◆ **Exercise aim**:
Nothing in the records may change. Output them all exactly.

++++

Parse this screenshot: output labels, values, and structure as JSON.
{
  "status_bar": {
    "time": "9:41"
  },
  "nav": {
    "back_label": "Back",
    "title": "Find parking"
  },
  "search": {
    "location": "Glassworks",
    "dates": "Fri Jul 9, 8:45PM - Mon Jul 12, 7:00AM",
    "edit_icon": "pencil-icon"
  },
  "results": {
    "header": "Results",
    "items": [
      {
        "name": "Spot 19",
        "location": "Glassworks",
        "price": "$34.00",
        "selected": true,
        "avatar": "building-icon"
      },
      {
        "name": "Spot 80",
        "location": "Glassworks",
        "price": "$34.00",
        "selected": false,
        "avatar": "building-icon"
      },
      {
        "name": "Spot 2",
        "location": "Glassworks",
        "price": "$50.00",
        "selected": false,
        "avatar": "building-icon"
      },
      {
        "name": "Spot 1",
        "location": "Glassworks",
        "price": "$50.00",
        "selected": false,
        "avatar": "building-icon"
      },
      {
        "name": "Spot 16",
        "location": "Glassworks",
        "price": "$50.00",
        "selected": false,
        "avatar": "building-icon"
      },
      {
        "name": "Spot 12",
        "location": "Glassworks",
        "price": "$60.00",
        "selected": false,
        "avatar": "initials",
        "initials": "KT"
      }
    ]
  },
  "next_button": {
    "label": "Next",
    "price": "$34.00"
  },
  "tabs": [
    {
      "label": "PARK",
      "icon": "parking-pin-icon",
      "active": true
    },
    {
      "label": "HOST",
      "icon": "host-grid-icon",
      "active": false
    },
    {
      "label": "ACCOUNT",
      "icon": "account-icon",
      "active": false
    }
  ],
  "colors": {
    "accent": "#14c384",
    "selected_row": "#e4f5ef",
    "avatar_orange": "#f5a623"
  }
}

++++

◆ **Result of this exercise**:
Parse this screenshot: output labels, values, and structure as JSON.
{
  "status_bar": {
    "time": "9:41"
  },
  "nav": {
    "back_label": "Back",
    "title": "Find parking"
  },
  "search": {
    "location": "Glassworks",
    "dates": "Fri Jul 9, 8:45PM - Mon Jul 12, 7:00AM",
    "edit_icon": "pencil-icon"
  },
  "results": {
    "header": "Results",
    "items": [
      {
        "name": "Spot 19",
        "location": "Glassworks",
        "price": "$34.00",
        "selected": true,
        "avatar": "building-icon"
      },
      {
        "name": "Spot 80",
        "location": "Glassworks",
        "price": "$34.00",
        "selected": false,
        "avatar": "building-icon"
      },
      {
        "name": "Spot 2",
        "location": "Glassworks",
        "price": "$50.00",
        "selected": false,
        "avatar": "building-icon"
      },
      {
        "name": "Spot 1",
        "location": "Glassworks",
        "price": "$50.00",
        "selected": false,
        "avatar": "building-icon"
      },
      {
        "name": "Spot 16",
        "location": "Glassworks",
        "price": "$50.00",
        "selected": false,
        "avatar": "building-icon"
      },
      {
        "name": "Spot 12",
        "location": "Glassworks",
        "price": "$60.00",
        "selected": false,
        "avatar": "initials",
        "initials": "KT"
      }
    ]
  },
  "next_button": {
    "label": "Next",
    "price": "$34.00"
  },
  "tabs": [
    {
      "label": "PARK",
      "icon": "parking-pin-icon",
      "active": true
    },
    {
      "label": "HOST",
      "icon": "host-grid-icon",
      "active": false
    },
    {
      "label": "ACCOUNT",
      "icon": "account-icon",
      "active": false
    }
  ],
  "colors": {
    "accent": "#14c384",
    "selected_row": "#e4f5ef",
    "avatar_orange": "#f5a623"
  }
}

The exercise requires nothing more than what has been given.